Submitted by: Richard C. Bachus

Joesph Bachus

Capt. Joseph L. Bachus served in World War 1 with the the United States Army. The dates of service are: Known June 12, 1916 to 1944.

Joseph L. Bachus spent the better part of four decades in nearly every branch of the U.S. military, but his combat experience in the trenches of France during WW I solidified his decision to dedicate his life to professional soldiering.

His men called him "Smokey Joe" -- not only for the smoldering pipe that was his constant companion, but for his fiery method for turning a rabble of undisciplined recruits into a tough fighting force.

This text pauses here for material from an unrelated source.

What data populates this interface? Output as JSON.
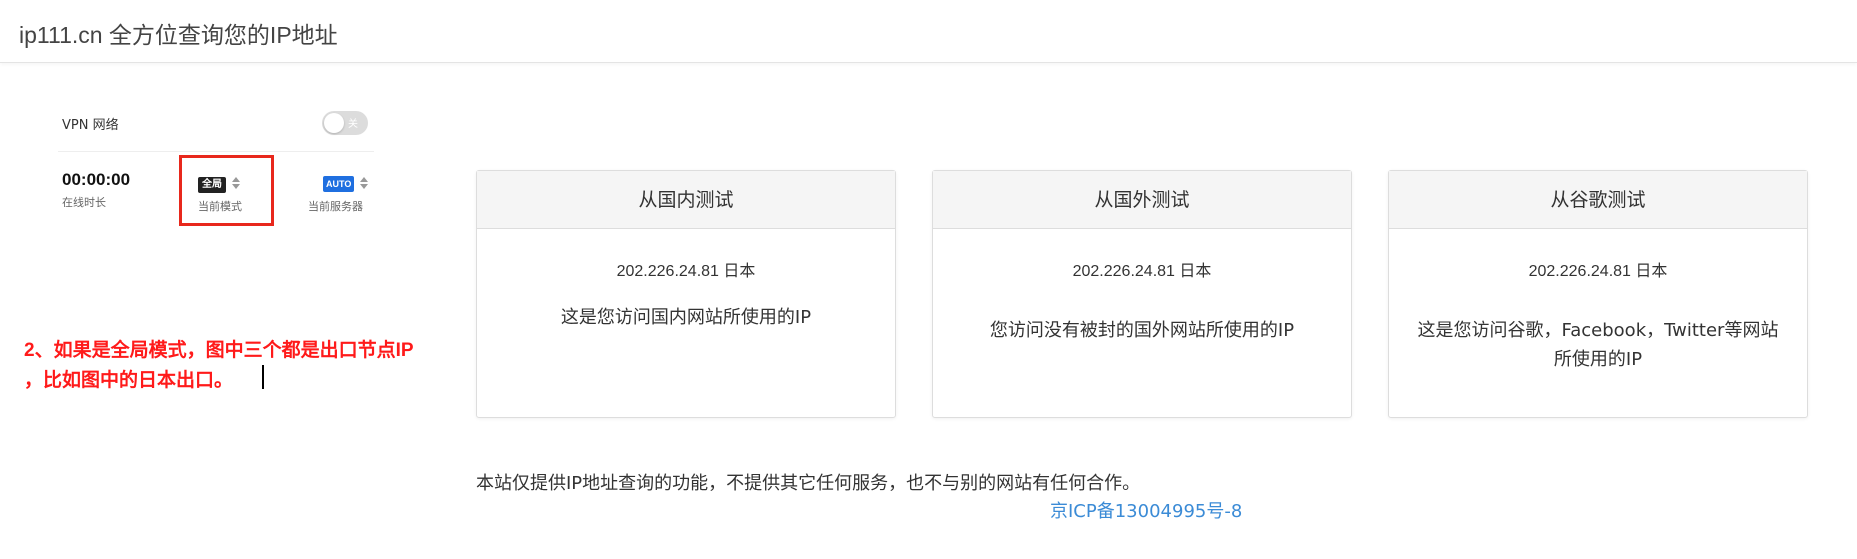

Some may have hated him back home during the rigors of training in Michigan and Texas, but he was "the idol of his men" by the time his unit reached the fighting in France.

Joe served with the 126th Infantry Regiment of the 32nd "Red Arrow" Division  for most of 1918. As a 1st Lt., Joe took command of E Company for his unit's first month of combat duty in the "Quiet Sector" of the trenches in the Diefmatten area of Alsace-Lorraine. His company endured countless artillery shellings, gas attacks, and regular raids, sniping, and straffing from the German forces across No Man's Land.

When Gen. Pershing came to inspect the regiment, he kept referring to Joe as Capt. Bachus. Each time, Joe would politely correct the commander of the American Expeditionary Forces with "it's Lieutenant, Sir" to which Pershing finally asked, "do you object to being called Captain?" Whereupon Joe answered, "No sir, it would please me greatly."

Joe's battlefield promotion would later help him transition from the Michigan National Guard to a captaincy in the regular U.S. Army, but the attention it brought him was soon noticed by the brass back in Washington, D.C., and Joe was tapped for his experience as a bayonet instructor and sent to Camp Kearny in California where he helped bring a new level of reality to his recruits with the use of goat carcasses for bayonet training.

Joe went on to a full-time army career serving in Panama, with the Taca-Arica Plebiscite Commission, in the Philippines, as a Civilian Conservation Corp commandant in the Upper Peninsula of Michigan, and as Commanding Officer of the Armed Forces Induction Station in the Midwest. He retired in 1944.

A note from Richard C. Bachus: As Smokey Joe’s grandson, I invite you to join a two-year-long historical journey into the Bachus family archives through a new blog feature. We'll follow Joe, the officers and men of his unit, wife Lina, daughter Betty, and their friends and family back home as America prepares for and goes to war. The journey begins September 2016 right here on The United Sates World War One Centennial Commission web site. Coming Soon — Trench Commander: The Bachus Family in WWI.